|Lakeside, CampNaNoWriMo 2023|
Back home from CampNaNoWriMo at last! Well, okay, so I never went farther than the Albuquerque Museum Cafe and any relation to travel, camping, or singing 'round the campfire was all "let's pretend." But isn't that the definition of creativity? Using the imagination and taking it as far as it will go?
One thing I couldn't pretend away though, was how difficult CampNaNo turned out to be, and it wasn't just the very-real mosquitoes. Getting up every day to write close to 1700 words eventually became a Herculean effort and I did have to spend several days catching up with my word count, July 31st being the worst. I didn't finish writing that night until 11:44 PM. On the dot. It was a long evening indeed, but I made it across the finishing line just as the first street racers started roaring outside my windows down Route 66.
Now that two weeks have passed since the end of camp, I guess the big question is, WHY? Why did I want to do something so, well, challenging? Short answer: I wanted to see if I could. This year has been difficult for me on so many levels, and despite hours and hours of grief journaling, my creative writing often found itself buried under mounds of administrative paperwork. Signing up for CampNaNo was an opportunity to start over and see what direction I truly wanted to follow.

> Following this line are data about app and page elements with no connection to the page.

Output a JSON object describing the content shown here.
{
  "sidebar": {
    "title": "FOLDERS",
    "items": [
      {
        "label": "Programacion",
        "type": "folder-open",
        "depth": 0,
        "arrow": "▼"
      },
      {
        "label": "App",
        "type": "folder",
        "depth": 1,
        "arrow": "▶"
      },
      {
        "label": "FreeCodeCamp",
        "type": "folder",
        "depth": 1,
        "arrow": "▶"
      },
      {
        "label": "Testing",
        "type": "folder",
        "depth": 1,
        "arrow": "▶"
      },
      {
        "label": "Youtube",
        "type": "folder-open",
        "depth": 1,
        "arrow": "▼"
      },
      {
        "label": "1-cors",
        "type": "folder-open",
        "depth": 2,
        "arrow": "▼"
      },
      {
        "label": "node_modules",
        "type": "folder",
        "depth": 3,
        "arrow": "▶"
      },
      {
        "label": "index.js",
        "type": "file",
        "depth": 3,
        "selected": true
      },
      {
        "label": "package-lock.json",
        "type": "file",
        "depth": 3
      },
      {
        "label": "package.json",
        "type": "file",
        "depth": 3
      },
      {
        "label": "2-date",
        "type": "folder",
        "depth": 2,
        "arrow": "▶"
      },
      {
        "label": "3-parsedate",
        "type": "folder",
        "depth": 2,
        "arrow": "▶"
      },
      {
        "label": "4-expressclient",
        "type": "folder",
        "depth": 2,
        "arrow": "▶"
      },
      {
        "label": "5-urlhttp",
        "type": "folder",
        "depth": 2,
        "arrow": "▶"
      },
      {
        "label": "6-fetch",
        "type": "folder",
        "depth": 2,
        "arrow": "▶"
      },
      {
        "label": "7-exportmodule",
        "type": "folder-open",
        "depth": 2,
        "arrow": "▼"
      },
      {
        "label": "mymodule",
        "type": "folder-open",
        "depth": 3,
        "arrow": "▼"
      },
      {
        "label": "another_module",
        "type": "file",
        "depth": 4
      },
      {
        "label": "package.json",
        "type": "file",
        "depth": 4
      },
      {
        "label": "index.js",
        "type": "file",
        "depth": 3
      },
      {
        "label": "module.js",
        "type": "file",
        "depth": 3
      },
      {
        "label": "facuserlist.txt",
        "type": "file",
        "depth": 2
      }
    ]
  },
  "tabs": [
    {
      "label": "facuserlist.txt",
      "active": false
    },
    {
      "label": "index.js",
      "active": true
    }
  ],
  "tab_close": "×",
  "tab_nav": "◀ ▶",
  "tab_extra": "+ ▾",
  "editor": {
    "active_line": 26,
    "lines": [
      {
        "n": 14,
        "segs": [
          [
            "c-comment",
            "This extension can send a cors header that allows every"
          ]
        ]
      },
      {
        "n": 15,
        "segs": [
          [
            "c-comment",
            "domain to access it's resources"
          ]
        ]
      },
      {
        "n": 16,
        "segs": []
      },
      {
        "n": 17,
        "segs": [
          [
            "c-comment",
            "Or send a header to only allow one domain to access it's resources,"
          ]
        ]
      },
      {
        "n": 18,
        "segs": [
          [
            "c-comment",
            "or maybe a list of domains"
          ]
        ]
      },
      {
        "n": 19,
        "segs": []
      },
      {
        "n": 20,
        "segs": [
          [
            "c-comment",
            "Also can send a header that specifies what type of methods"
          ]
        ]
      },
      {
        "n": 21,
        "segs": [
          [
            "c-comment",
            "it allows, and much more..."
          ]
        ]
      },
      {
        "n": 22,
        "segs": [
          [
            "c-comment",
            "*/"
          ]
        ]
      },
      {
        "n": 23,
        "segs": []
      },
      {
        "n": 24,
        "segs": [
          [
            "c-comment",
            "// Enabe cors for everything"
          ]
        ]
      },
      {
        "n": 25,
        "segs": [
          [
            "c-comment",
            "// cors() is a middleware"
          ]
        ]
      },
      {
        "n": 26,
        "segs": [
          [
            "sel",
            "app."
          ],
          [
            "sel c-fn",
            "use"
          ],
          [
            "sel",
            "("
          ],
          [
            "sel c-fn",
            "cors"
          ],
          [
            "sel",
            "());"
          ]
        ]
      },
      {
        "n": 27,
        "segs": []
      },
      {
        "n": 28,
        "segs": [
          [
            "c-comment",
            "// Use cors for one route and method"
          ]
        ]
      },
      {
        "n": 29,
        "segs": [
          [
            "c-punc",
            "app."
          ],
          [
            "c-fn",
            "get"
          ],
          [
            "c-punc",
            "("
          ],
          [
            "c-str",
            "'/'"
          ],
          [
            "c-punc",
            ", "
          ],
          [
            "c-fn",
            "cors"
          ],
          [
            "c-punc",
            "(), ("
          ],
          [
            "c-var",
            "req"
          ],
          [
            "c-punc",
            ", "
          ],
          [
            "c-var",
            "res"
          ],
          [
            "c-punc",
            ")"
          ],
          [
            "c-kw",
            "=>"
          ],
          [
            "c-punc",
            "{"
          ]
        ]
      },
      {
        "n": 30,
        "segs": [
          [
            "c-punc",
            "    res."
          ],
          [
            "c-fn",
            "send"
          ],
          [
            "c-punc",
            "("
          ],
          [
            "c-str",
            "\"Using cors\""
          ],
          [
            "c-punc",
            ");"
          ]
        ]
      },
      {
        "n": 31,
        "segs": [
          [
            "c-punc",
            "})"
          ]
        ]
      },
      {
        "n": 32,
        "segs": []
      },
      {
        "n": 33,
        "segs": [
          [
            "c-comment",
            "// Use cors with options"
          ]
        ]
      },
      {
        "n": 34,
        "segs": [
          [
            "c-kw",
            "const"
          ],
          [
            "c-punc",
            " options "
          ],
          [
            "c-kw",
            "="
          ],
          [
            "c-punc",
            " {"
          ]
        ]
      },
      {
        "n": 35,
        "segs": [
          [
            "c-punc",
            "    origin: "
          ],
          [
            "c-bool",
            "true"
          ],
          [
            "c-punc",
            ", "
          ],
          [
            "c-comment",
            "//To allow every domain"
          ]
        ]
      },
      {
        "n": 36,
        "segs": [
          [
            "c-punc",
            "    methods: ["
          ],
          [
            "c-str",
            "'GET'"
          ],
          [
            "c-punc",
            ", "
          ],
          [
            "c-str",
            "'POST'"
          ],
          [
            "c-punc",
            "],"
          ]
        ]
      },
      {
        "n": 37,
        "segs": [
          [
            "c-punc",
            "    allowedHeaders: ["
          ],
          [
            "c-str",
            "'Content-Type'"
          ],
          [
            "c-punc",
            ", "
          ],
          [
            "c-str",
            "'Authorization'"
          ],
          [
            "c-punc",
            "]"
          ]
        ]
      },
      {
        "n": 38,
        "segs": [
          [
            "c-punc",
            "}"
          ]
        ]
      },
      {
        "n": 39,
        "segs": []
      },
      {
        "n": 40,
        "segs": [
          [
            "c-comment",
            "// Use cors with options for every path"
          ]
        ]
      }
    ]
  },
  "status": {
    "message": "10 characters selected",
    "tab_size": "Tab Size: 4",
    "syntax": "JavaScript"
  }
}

It was a good choice. As soon as I actually sat down to write I was back in one of the safest places I know: the blank page. I wrote in cafes. I wrote beside my condo's swimming pool. I wrote in the park. I wrote in bed. I got it done and I'm glad. There are so many benefits to joining in with a writing challenge, starting with:
- Discipline. No excuses. You just have to write--so do it!
- Commitment. Setting a challenge goal of 50K words or simply 50 pages is a promise to yourself, one you want to keep. It feels good to keep your promise.
- Finding a schedule. A challenge is a good way to figure out your best writing times of the day or night. For me it turned out to be mid-afternoon. With a latte.
- Visible progress. A writing challenge can bring a good dose of instant gratification. Watching your word counts and pages add up is immensely satisfying.
- Freewrite like you mean it. I love freewriting, letting the words pour onto the page without editing, censoring myself, or worrying about "what people will think." Participating in a challenge leaves little time to do anything other than write, write, write, and often you have to abandon linear thinking, switching scenes on the fly, inventing new characters, ignoring transitions. It's great.
- You're part of a global effort. It's fun to imagine all those other writers out there
sufferingenjoying themselves day after day, night after night. Writers tend to be loners, so what's better than a world-wide writer's group?
- That idea you always wanted to play with? Now's the chance to go for it.
- Beginner's mind. When you're writing fast you don't have time to think about the rules or the "right" way to approach your story. Every sentence is a new beginning, a new way to express yourself. You don't need answers, you just need to listen to that voice asking "what if?" and follow what first comes to mind.
- A chance to experiment with form and genre. Bored? Turn your mystery into a series of short stories. Or add some recipes. Or poetry. Mix and match styles and write outside the box--you might find a brand new voice for yourself, the one you've always been looking for.
- You can discover what it is you don't like to write. 20,000 words into your manuscript you might discover that you hate writing novels, and that's just fine. Maybe you would much prefer to specialize in personal essays, or you might never want to pick up a pen again, deciding that abstract landscape painting is your true calling. Now's the perfect time to find out.
- You'll have 50K words to edit. I'm sure you've heard the truism that writing is re-writing. Except you can't rewrite a manuscript without a first draft. Join a challenge and you're guaranteed a first draft to rewrite for as many drafts as it takes.
- You'll have a manuscript to publish. Yay! What more incentive do you need?
Regarding that last point about publication, as worthy as it is to eventually publish your work and while 50K is an excellent start, a full-fledged, polished manuscript really needs a minimum of 75,000 to 100,000 words to be a satisfying read. My plan is to go for that 100K goal after taking a several-month break. For the moment my pages are packed away in a folder, but as soon as November's National Novel Writing Month 2023 rolls around I plan to jump in with both feet and get that story finished. Until then, you can find me in the craft room painting more landscapes.